Sponsors, customers, and senior managers don’t like to tackle risks proactively. They categorically tell the project manager to concentrate on “Issues at hand.” They say that we can take care of the risks later.

 

Why Do Most Project Managers Ignore the Difference Between Risk and Issue?

Let us take a look at two hypothetical projects (X and Y). Let’s assume that both the projects are similar in size (effort and cost) and land in the middle on the basis of complexity.

 

Project X

The first project was assigned to project manager, Alpha. He is a proactive project manager.

Alpha plans the project carefully. He meticulously understand the requirements, defines the scope, creates WBS, and lists the tasks. He estimates the duration and cost of each task before assigning it to an appropriately skilled resource.

Alpha also prepares a proper risk management plan and risk register. He proactively resolves the risks and regularly monitors the health of the project.

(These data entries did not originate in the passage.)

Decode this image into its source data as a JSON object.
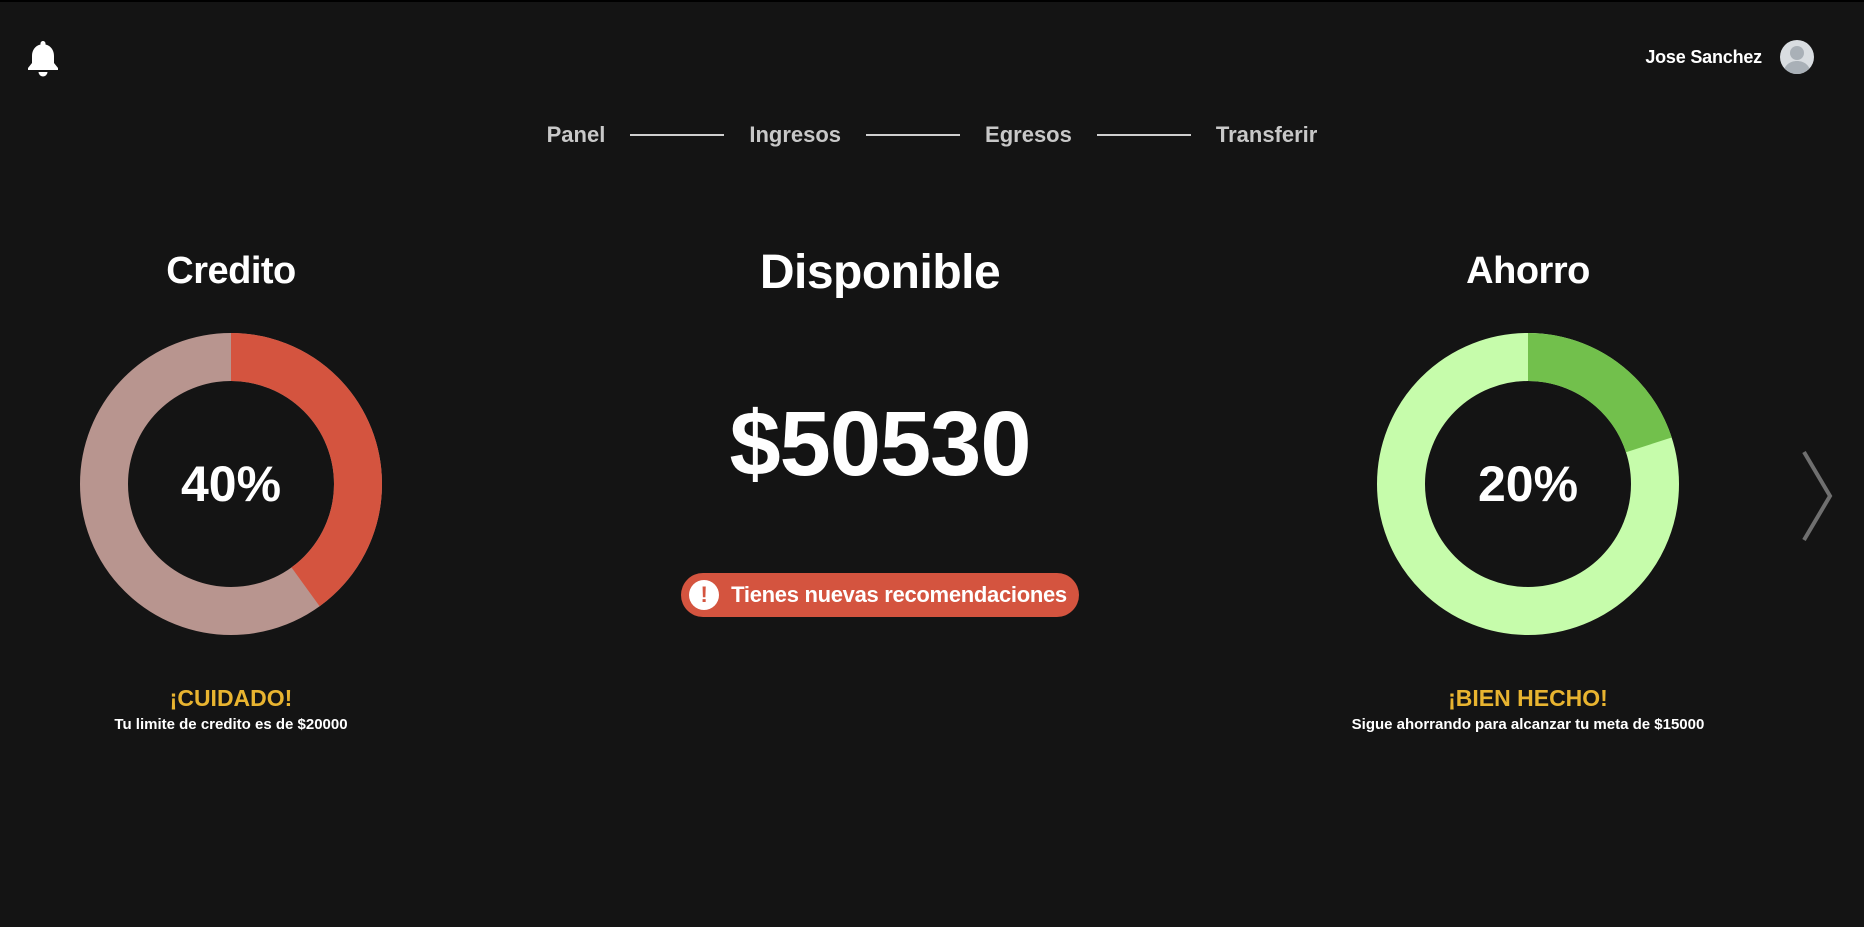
{
  "header": {
    "user_name": "Jose Sanchez",
    "icons": {
      "notifications": "bell-icon",
      "avatar": "user-avatar-icon"
    }
  },
  "nav": {
    "items": [
      "Panel",
      "Ingresos",
      "Egresos",
      "Transferir"
    ]
  },
  "credito": {
    "title": "Credito",
    "percent_label": "40%",
    "fraction": 0.4,
    "alert_title": "¡CUIDADO!",
    "alert_text": "Tu limite de credito es de $20000",
    "colors": {
      "filled": "#d4543f",
      "rest": "#b8958f"
    }
  },
  "disponible": {
    "title": "Disponible",
    "amount": "$50530",
    "recommendation": "Tienes nuevas recomendaciones",
    "recommendation_icon": "!"
  },
  "ahorro": {
    "title": "Ahorro",
    "percent_label": "20%",
    "fraction": 0.2,
    "alert_title": "¡BIEN HECHO!",
    "alert_text": "Sigue ahorrando para alcanzar tu meta de $15000",
    "colors": {
      "filled": "#72c04c",
      "rest": "#c6fcab"
    }
  },
  "colors": {
    "background": "#141414",
    "alert_yellow": "#e8b430",
    "accent_red": "#d4543f"
  },
  "next_icon": "chevron-right-icon"
}
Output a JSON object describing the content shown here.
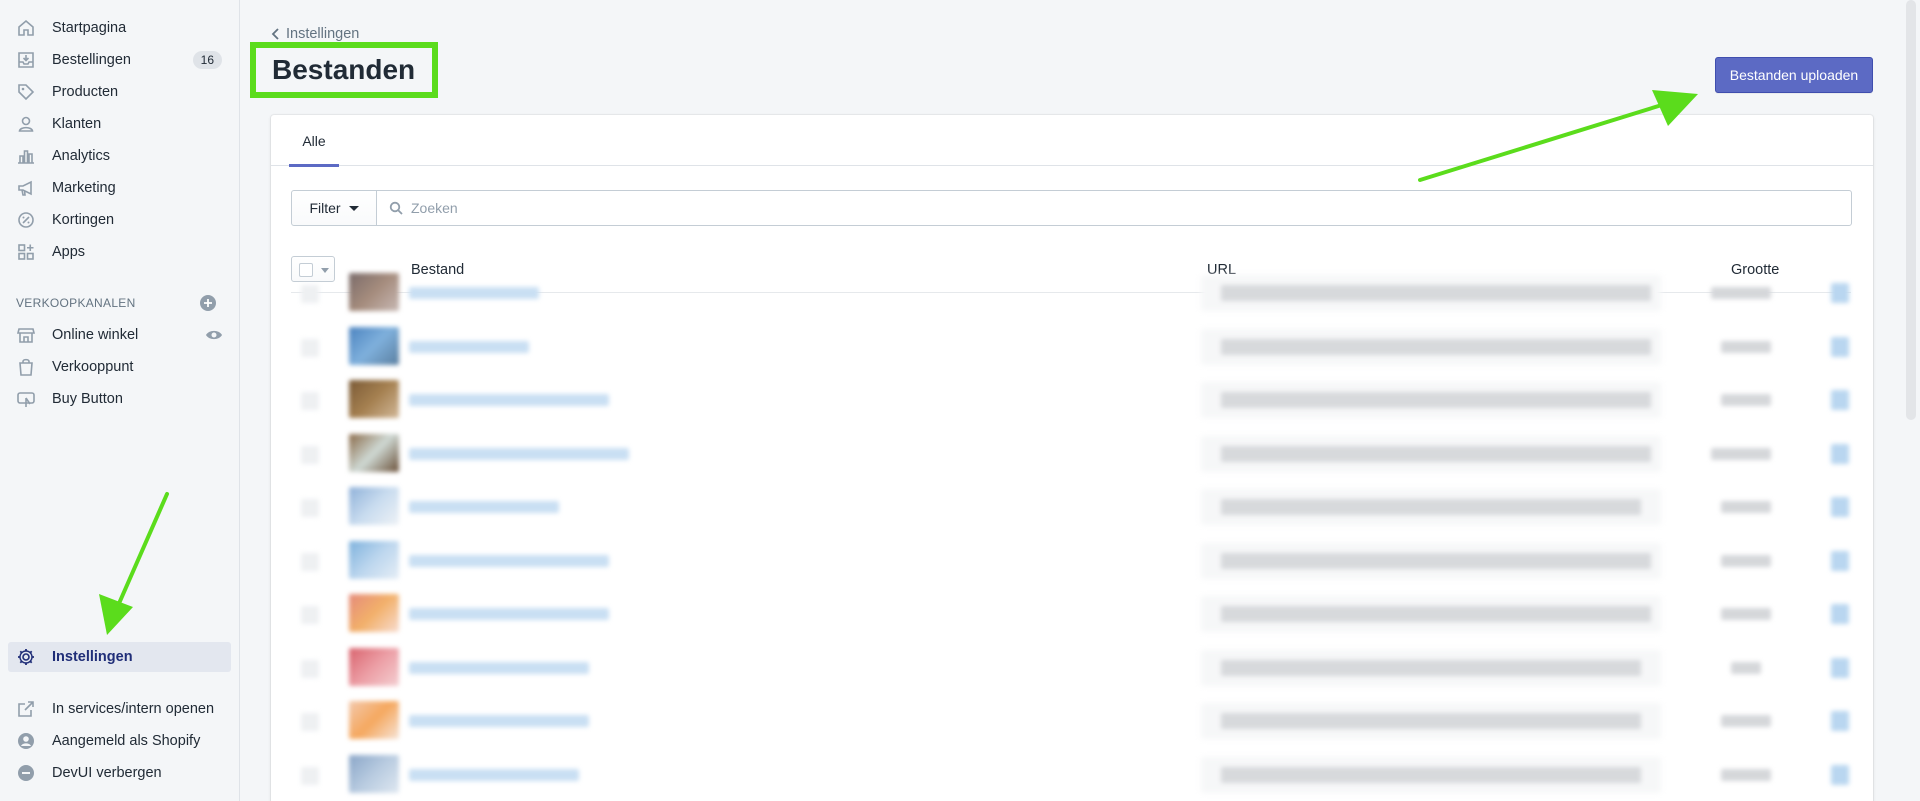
{
  "sidebar": {
    "items": [
      {
        "label": "Startpagina",
        "icon": "home-icon"
      },
      {
        "label": "Bestellingen",
        "icon": "orders-icon",
        "badge": "16"
      },
      {
        "label": "Producten",
        "icon": "tag-icon"
      },
      {
        "label": "Klanten",
        "icon": "person-icon"
      },
      {
        "label": "Analytics",
        "icon": "bar-chart-icon"
      },
      {
        "label": "Marketing",
        "icon": "megaphone-icon"
      },
      {
        "label": "Kortingen",
        "icon": "discount-icon"
      },
      {
        "label": "Apps",
        "icon": "apps-icon"
      }
    ],
    "channels_title": "VERKOOPKANALEN",
    "channels": [
      {
        "label": "Online winkel",
        "icon": "store-icon"
      },
      {
        "label": "Verkooppunt",
        "icon": "bag-icon"
      },
      {
        "label": "Buy Button",
        "icon": "buy-button-icon"
      }
    ],
    "settings": {
      "label": "Instellingen",
      "icon": "gear-icon"
    },
    "footer": [
      {
        "label": "In services/intern openen",
        "icon": "external-link-icon"
      },
      {
        "label": "Aangemeld als Shopify",
        "icon": "user-circle-icon"
      },
      {
        "label": "DevUI verbergen",
        "icon": "minus-circle-icon"
      }
    ]
  },
  "breadcrumb": "Instellingen",
  "page_title": "Bestanden",
  "upload_button": "Bestanden uploaden",
  "tabs": [
    "Alle"
  ],
  "filter_button": "Filter",
  "search_placeholder": "Zoeken",
  "table": {
    "columns": [
      "Bestand",
      "URL",
      "Grootte"
    ]
  },
  "colors": {
    "accent": "#5c6ac4",
    "highlight": "#5bdc1c",
    "active_nav": "#202e78"
  }
}
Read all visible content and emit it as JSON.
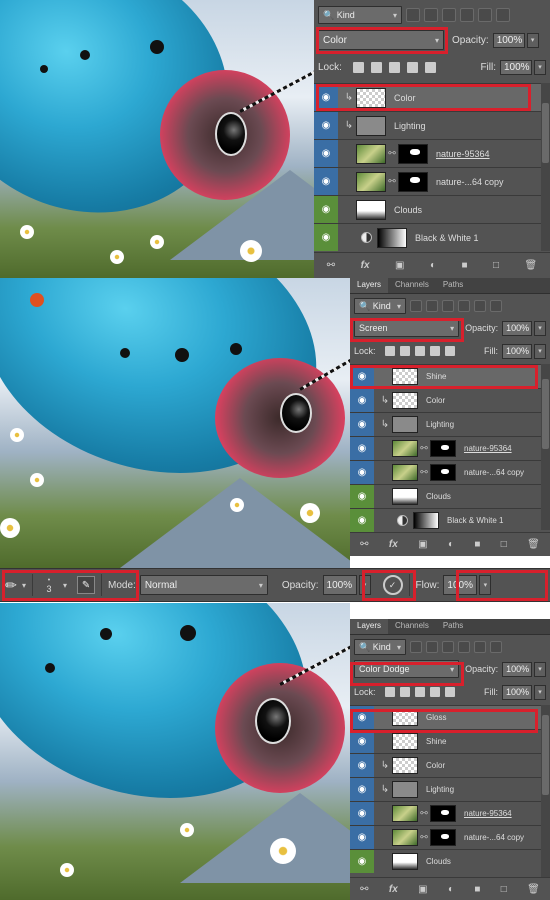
{
  "panels": [
    {
      "id": "panel1",
      "blend_mode": "Color",
      "opacity_label": "Opacity:",
      "opacity_value": "100%",
      "lock_label": "Lock:",
      "fill_label": "Fill:",
      "fill_value": "100%",
      "filter_label": "Kind",
      "layers": [
        {
          "name": "Color",
          "vis": "blue",
          "clip": true,
          "thumb": "checker",
          "selected": true
        },
        {
          "name": "Lighting",
          "vis": "blue",
          "clip": true,
          "thumb": "gray"
        },
        {
          "name": "nature-95364",
          "vis": "blue",
          "thumb": "photo",
          "mask": true,
          "underline": true
        },
        {
          "name": "nature-...64 copy",
          "vis": "blue",
          "thumb": "photo",
          "mask": true
        },
        {
          "name": "Clouds",
          "vis": "green",
          "thumb": "cloud"
        },
        {
          "name": "Black & White 1",
          "vis": "green",
          "thumb": "grad",
          "adjustment": true
        }
      ]
    },
    {
      "id": "panel2",
      "tabs": [
        "Layers",
        "Channels",
        "Paths"
      ],
      "blend_mode": "Screen",
      "opacity_label": "Opacity:",
      "opacity_value": "100%",
      "lock_label": "Lock:",
      "fill_label": "Fill:",
      "fill_value": "100%",
      "filter_label": "Kind",
      "layers": [
        {
          "name": "Shine",
          "vis": "blue",
          "thumb": "checker",
          "selected": true
        },
        {
          "name": "Color",
          "vis": "blue",
          "clip": true,
          "thumb": "checker"
        },
        {
          "name": "Lighting",
          "vis": "blue",
          "clip": true,
          "thumb": "gray"
        },
        {
          "name": "nature-95364",
          "vis": "blue",
          "thumb": "photo",
          "mask": true,
          "underline": true
        },
        {
          "name": "nature-...64 copy",
          "vis": "blue",
          "thumb": "photo",
          "mask": true
        },
        {
          "name": "Clouds",
          "vis": "green",
          "thumb": "cloud"
        },
        {
          "name": "Black & White 1",
          "vis": "green",
          "thumb": "grad",
          "adjustment": true
        }
      ]
    },
    {
      "id": "panel3",
      "tabs": [
        "Layers",
        "Channels",
        "Paths"
      ],
      "blend_mode": "Color Dodge",
      "opacity_label": "Opacity:",
      "opacity_value": "100%",
      "lock_label": "Lock:",
      "fill_label": "Fill:",
      "fill_value": "100%",
      "filter_label": "Kind",
      "layers": [
        {
          "name": "Gloss",
          "vis": "blue",
          "thumb": "checker",
          "selected": true
        },
        {
          "name": "Shine",
          "vis": "blue",
          "thumb": "checker"
        },
        {
          "name": "Color",
          "vis": "blue",
          "clip": true,
          "thumb": "checker"
        },
        {
          "name": "Lighting",
          "vis": "blue",
          "clip": true,
          "thumb": "gray"
        },
        {
          "name": "nature-95364",
          "vis": "blue",
          "thumb": "photo",
          "mask": true,
          "underline": true
        },
        {
          "name": "nature-...64 copy",
          "vis": "blue",
          "thumb": "photo",
          "mask": true
        },
        {
          "name": "Clouds",
          "vis": "green",
          "thumb": "cloud"
        }
      ]
    }
  ],
  "options_bar": {
    "brush_size": "3",
    "mode_label": "Mode:",
    "mode_value": "Normal",
    "opacity_label": "Opacity:",
    "opacity_value": "100%",
    "flow_label": "Flow:",
    "flow_value": "100%"
  },
  "footer_icons": [
    "link-icon",
    "fx-icon",
    "mask-icon",
    "adjustment-icon",
    "folder-icon",
    "new-layer-icon",
    "trash-icon"
  ],
  "colors": {
    "highlight_red": "#d8202c",
    "eye_blue": "#3a6ea5",
    "eye_green": "#5a8f3a",
    "panel_bg": "#535353"
  }
}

In the end, the project is completed successfully within the allotted time and budget.

During the course of the project, Alpha did not report any major issues. Since the project ran smoothly, senior managers presumed that the project was really simple.

 

Project Y

The second project was assigned to project manager, Beta. He is an action oriented person, always full of energy and passion.

Beta’s motto is “doing is more important than planning.” He believes that execution is paramount, and planning is not as important.

Beta creates a sketchy plan and pre-empts the project execution. He does not bother to consider a risk management plan or risk register. To his credit, he regularly monitors how the project is proceeding.

Due to lack of planning, the project repeatedly encounters a lot of issues. Beta reacts to the issues and manages them as they come. The team must expend extra effort to overcome these issues that could have been avoided.

In the end, the project is completed successfully albeit a bit late and over-budget.

During the course of this project, Beta makes a lot of noise about the issues. Everyone in the company is aware of what’s coming up. Senior managers think that the project was extremely difficult, but that Beta overcame the odds through persistence and hard work. They believe that the project was really complex, and that Beta did an excellent job.

Which project manager do you think would be rewarded at the year-end appraisal?

 

Conclusion

The truth of corporate life is that execution is given more importance over planning. Risk identification, analysis, and resolution are an important part of planning, but isn’t given due importance in the corporate world.

Instead, no one wants to spend time or money on probable future problems (aka risks).

Senior managers reward project managers who overcome the issues, even if they came about because of the project manager’s goof-ups. Somehow, meticulous planning and proactive risk management goes unrecognized.

The project manager in me does not support the current situation. Even though I know Jason’s approach to project management is wrong, I can understand what he is doing.

Whenever I take up project consultancy assignments, I always take note of the project risks before doing anything else. During my training sessions, I tell my students to identify, analyze, and resolve risks proactively.

What are your thoughts about the current corporate world scenario? Who do you think follows the right approach for managing projects? Alpha or Beta? And, how do you deal with risks and issues in your job?

I welcome your comments below.